**Exercise**
Scan the entries below for "this" and copy each line that holds it.

(App and web page records)
• • • • •

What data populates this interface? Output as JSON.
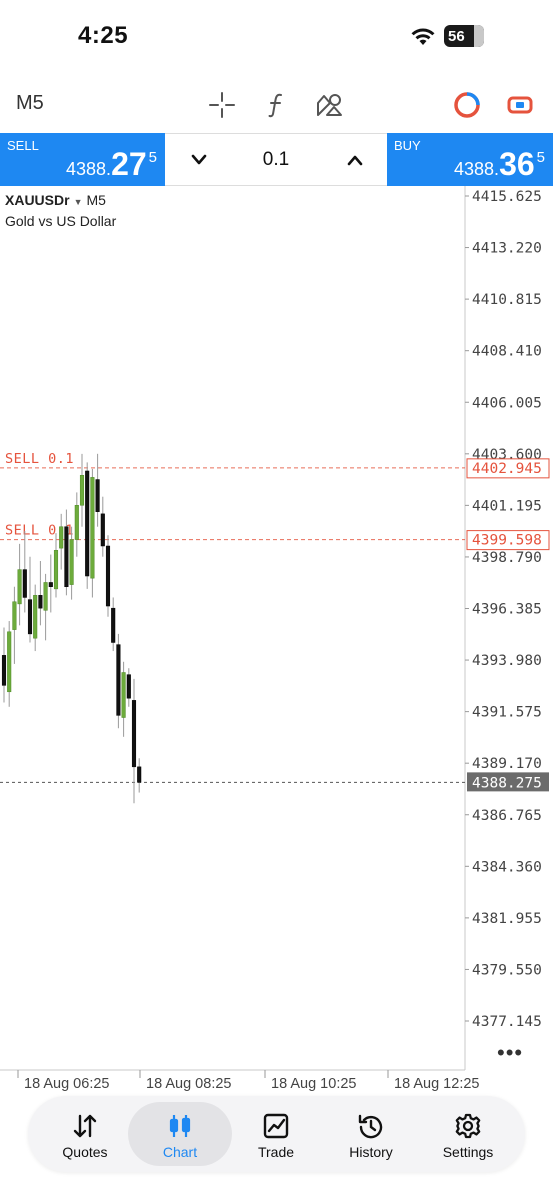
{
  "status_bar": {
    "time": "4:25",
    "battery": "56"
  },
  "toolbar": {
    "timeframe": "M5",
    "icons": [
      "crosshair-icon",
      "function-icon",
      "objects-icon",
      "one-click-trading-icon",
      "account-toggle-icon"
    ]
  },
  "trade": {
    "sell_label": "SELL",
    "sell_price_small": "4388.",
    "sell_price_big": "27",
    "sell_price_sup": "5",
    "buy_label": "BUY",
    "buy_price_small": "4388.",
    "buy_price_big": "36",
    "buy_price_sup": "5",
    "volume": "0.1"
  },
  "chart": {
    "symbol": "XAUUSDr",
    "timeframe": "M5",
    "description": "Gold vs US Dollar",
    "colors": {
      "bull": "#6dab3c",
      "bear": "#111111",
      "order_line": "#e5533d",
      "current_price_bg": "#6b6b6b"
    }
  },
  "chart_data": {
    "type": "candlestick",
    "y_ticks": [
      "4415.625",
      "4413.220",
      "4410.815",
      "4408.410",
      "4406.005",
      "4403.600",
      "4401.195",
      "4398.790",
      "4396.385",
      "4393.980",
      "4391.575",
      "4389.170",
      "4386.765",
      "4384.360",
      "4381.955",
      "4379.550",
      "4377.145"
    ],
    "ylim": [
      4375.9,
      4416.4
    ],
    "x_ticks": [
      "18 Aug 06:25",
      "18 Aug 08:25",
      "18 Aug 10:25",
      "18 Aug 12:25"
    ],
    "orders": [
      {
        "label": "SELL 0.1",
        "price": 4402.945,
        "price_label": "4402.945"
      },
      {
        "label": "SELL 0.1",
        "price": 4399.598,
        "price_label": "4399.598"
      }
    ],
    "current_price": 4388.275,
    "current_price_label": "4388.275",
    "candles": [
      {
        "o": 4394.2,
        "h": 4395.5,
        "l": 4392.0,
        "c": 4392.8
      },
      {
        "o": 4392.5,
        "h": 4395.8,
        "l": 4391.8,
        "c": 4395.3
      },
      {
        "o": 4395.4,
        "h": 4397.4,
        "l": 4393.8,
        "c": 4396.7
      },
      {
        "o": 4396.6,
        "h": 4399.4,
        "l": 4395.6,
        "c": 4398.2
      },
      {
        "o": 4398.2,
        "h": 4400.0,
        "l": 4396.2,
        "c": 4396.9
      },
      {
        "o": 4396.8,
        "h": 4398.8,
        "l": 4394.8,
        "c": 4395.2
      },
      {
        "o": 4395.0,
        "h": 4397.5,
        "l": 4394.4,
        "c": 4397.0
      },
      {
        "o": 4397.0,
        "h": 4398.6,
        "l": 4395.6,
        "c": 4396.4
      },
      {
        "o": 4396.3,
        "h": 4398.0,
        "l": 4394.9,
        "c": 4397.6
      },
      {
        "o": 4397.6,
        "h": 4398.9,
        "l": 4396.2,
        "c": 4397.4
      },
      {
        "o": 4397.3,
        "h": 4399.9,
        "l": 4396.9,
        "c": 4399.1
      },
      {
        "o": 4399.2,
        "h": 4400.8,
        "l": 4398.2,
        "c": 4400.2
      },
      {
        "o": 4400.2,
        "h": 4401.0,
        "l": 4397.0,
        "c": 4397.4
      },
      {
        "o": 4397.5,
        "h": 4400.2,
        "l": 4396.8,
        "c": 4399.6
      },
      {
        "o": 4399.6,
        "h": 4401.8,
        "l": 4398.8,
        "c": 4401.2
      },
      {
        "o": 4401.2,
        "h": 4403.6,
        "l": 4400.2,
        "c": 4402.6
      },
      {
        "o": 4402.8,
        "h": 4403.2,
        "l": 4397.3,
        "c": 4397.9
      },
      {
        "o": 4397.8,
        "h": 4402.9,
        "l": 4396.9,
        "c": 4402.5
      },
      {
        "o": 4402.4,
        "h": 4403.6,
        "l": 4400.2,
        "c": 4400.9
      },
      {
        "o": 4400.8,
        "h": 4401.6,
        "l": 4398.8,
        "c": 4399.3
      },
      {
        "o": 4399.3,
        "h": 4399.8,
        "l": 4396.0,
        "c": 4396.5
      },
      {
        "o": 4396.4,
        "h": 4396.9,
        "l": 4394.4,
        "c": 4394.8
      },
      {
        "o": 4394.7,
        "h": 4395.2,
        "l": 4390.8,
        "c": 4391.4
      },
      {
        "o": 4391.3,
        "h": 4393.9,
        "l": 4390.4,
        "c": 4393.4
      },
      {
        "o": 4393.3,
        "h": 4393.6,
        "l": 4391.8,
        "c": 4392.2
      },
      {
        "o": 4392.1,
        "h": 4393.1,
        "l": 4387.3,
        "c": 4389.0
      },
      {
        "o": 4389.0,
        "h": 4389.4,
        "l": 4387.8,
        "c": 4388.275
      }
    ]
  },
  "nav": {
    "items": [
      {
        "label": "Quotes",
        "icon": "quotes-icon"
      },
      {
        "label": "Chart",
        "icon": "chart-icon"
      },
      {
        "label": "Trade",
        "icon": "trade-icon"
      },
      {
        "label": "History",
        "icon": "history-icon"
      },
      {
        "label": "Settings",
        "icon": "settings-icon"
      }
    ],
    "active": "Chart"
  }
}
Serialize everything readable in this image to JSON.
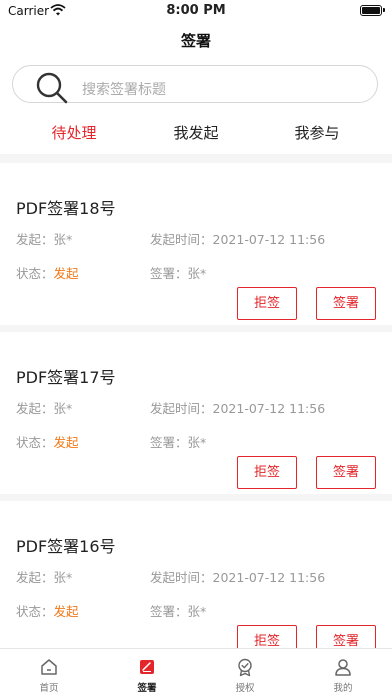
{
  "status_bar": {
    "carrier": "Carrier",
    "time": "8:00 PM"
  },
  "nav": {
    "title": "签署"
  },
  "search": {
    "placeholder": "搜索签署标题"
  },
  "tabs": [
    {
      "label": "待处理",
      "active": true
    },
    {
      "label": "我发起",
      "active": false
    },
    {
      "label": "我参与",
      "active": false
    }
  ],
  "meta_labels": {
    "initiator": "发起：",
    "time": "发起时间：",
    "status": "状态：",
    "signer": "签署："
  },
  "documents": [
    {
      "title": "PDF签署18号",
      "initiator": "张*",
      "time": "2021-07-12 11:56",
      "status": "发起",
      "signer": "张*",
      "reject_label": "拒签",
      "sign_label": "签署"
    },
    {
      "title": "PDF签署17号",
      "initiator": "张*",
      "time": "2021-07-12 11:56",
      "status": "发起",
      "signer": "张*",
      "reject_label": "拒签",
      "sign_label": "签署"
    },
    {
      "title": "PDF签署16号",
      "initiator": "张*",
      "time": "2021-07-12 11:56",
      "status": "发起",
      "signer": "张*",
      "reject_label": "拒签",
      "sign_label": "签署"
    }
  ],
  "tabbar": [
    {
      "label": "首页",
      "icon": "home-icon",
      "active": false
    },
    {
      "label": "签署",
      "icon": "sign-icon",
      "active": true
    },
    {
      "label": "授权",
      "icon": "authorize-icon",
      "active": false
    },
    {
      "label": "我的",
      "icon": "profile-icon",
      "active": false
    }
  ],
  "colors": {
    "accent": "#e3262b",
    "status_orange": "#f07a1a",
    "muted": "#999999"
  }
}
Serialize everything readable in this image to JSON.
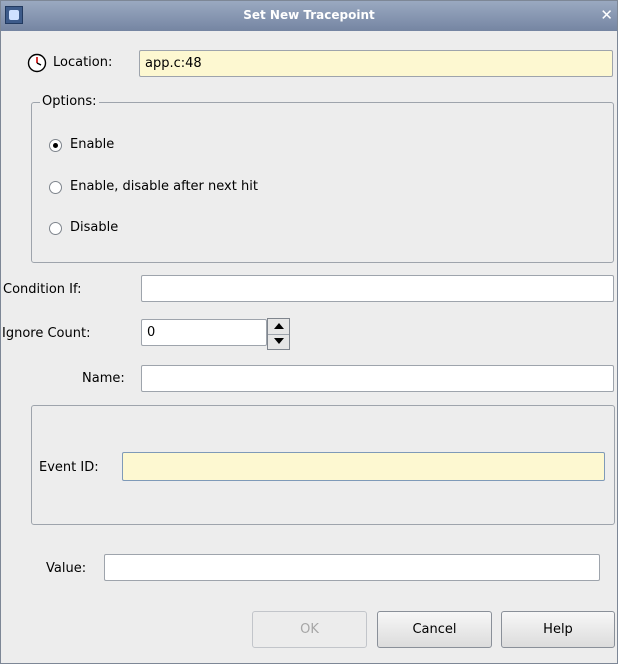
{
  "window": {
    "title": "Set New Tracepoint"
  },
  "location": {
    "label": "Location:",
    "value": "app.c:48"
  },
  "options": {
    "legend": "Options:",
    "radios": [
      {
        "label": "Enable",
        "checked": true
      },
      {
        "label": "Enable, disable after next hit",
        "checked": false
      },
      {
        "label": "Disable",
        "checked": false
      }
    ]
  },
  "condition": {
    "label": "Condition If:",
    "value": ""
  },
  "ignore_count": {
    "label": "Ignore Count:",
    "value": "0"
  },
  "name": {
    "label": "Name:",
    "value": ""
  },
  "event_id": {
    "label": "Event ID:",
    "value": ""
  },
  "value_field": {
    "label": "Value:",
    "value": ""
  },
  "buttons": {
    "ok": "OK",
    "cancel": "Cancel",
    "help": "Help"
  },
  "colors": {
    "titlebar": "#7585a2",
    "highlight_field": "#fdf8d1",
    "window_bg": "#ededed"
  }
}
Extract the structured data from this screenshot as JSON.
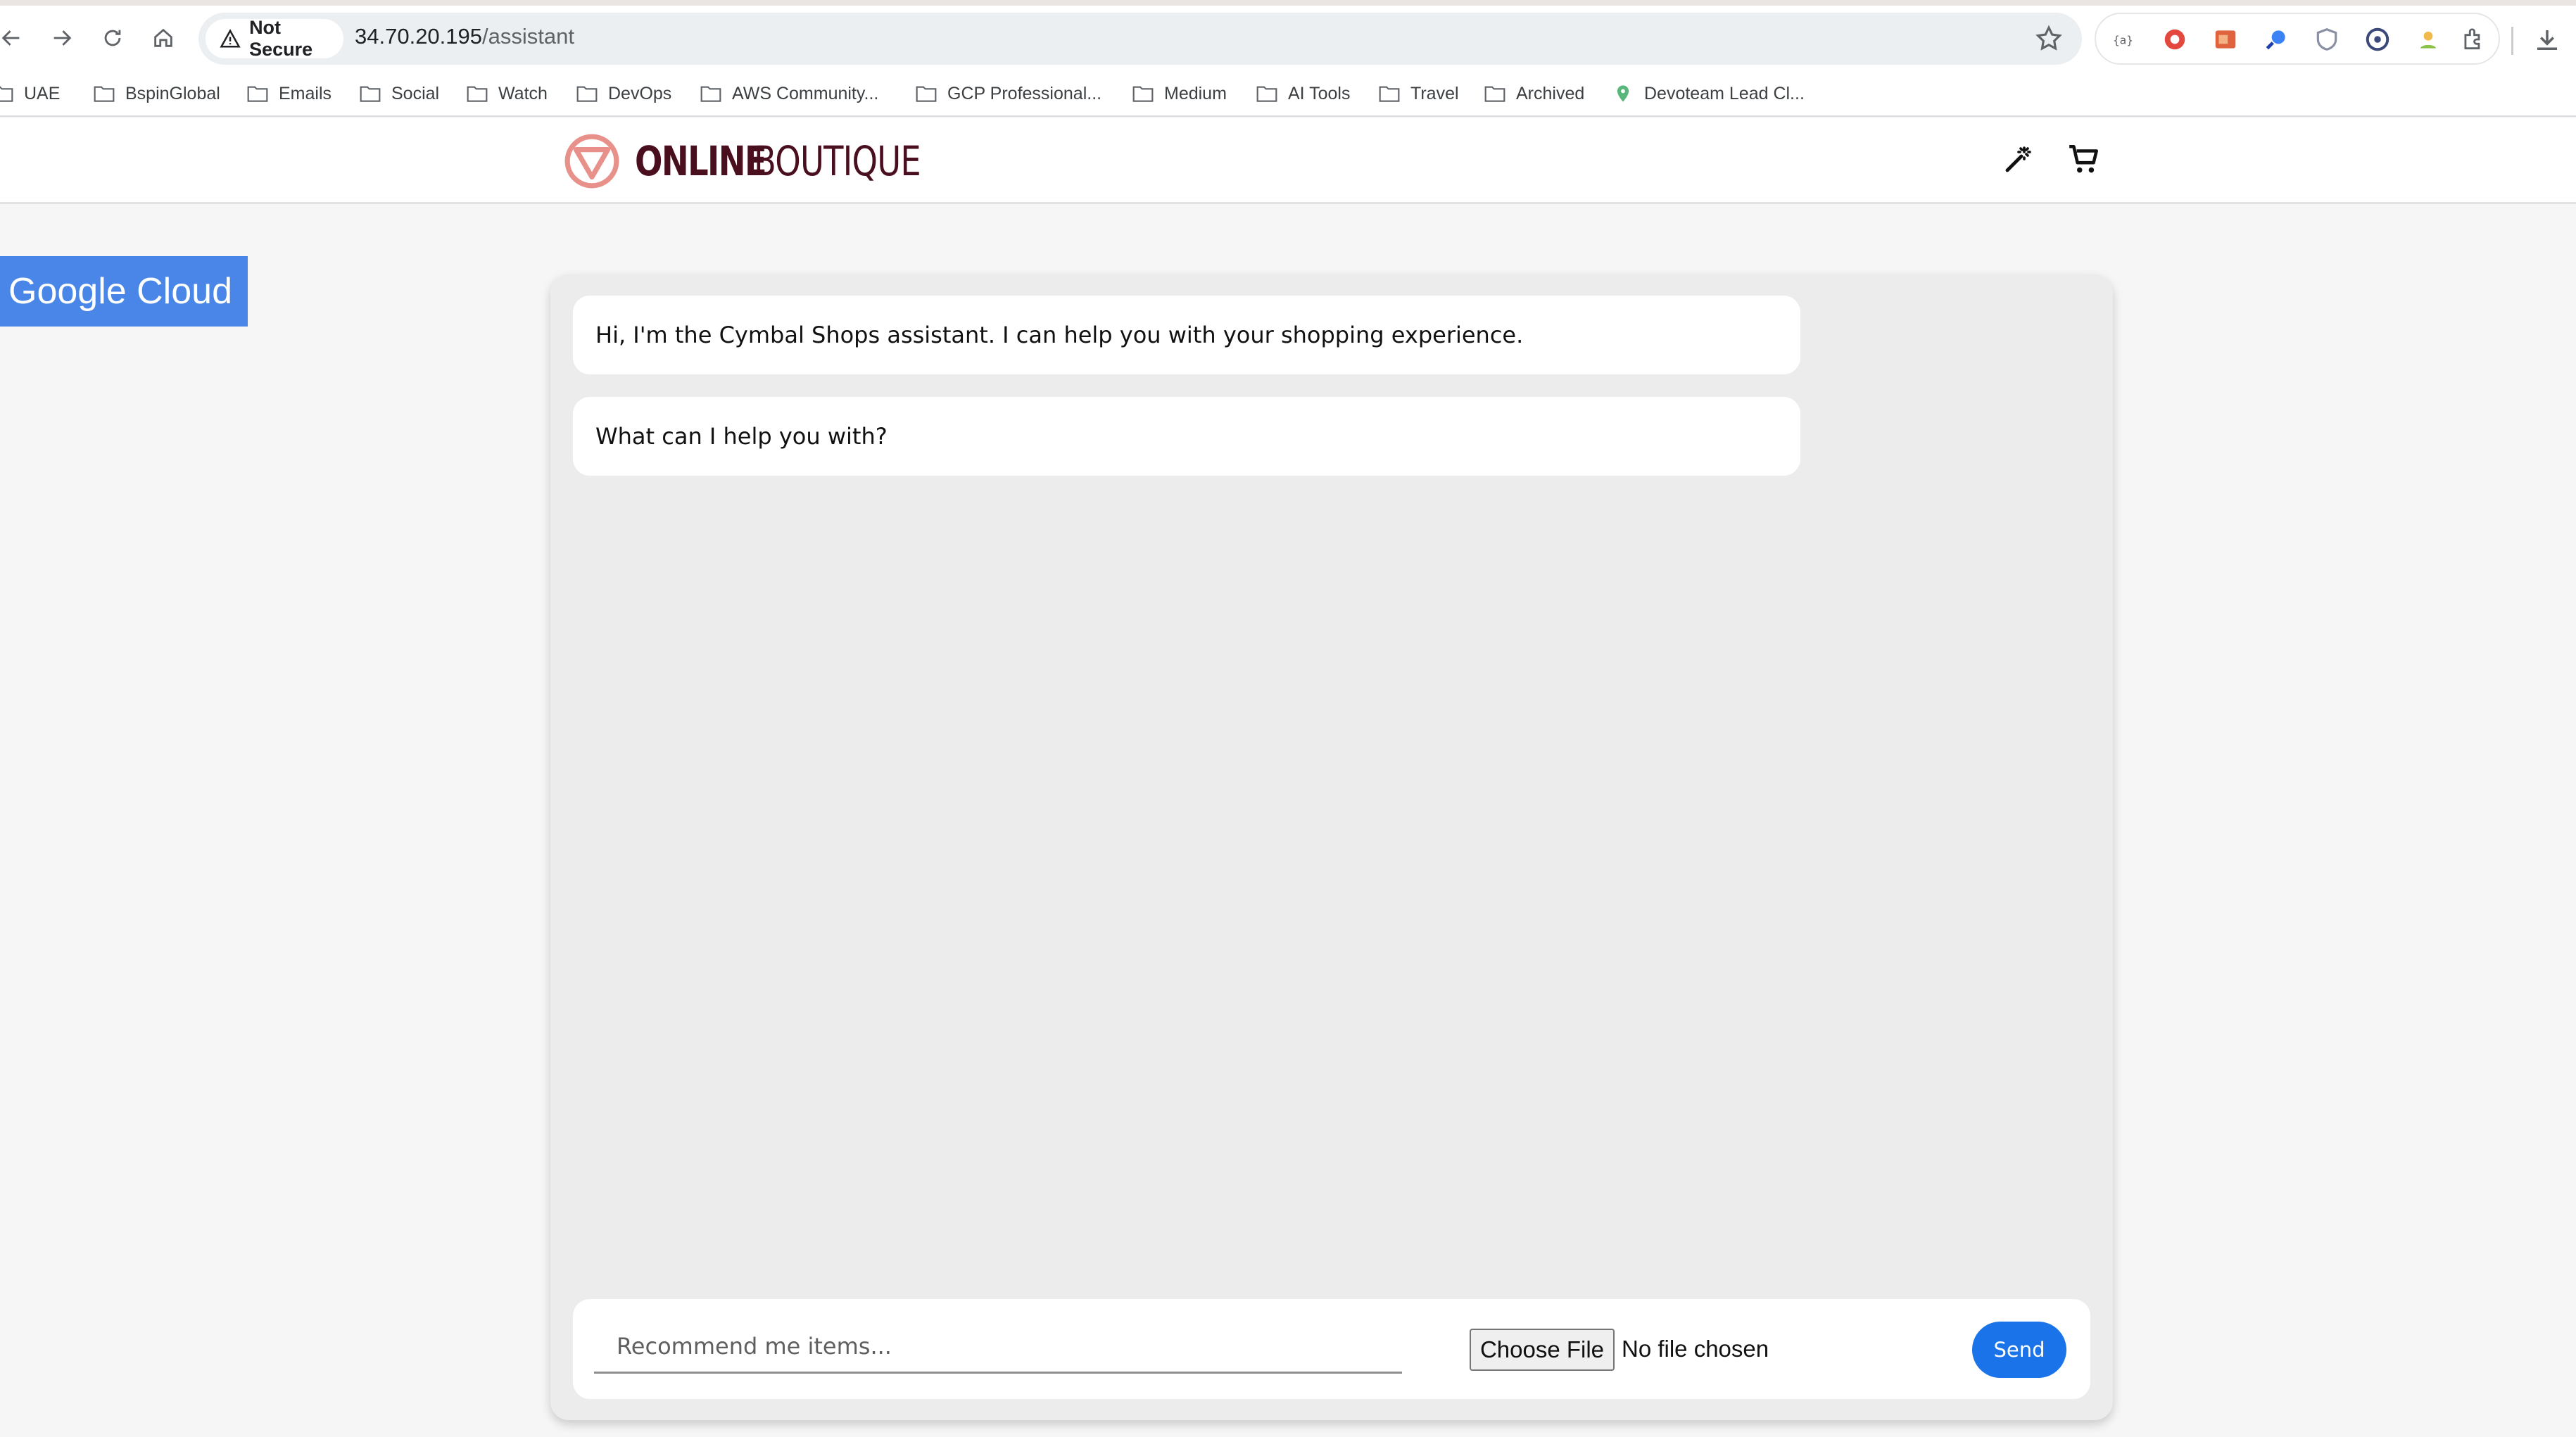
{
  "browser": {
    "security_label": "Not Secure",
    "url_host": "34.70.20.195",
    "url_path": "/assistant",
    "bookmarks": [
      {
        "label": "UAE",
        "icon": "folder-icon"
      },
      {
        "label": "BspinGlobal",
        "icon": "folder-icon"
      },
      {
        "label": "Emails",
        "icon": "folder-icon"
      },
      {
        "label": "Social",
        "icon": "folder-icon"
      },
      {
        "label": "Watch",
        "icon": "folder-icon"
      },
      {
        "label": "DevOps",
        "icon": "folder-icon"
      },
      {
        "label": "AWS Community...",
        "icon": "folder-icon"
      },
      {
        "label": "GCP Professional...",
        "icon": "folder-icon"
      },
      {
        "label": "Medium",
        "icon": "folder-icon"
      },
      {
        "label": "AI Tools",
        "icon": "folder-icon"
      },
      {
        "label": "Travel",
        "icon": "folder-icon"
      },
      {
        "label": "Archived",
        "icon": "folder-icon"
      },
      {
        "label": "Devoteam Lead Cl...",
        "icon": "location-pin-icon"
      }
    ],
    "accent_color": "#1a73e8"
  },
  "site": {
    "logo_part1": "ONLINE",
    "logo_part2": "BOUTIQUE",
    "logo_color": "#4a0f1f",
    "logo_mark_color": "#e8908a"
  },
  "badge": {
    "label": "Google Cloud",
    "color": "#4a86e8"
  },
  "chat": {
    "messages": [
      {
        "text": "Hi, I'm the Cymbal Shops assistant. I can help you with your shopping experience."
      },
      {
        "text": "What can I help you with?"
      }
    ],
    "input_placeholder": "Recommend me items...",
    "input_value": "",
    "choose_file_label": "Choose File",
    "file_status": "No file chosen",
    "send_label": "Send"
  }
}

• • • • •

**Task answer**
What data populates this interface? Output as JSON.
Serialize everything readable in this image to JSON.
Serialize everything readable in this image to JSON.
Extract the structured data from this screenshot as JSON.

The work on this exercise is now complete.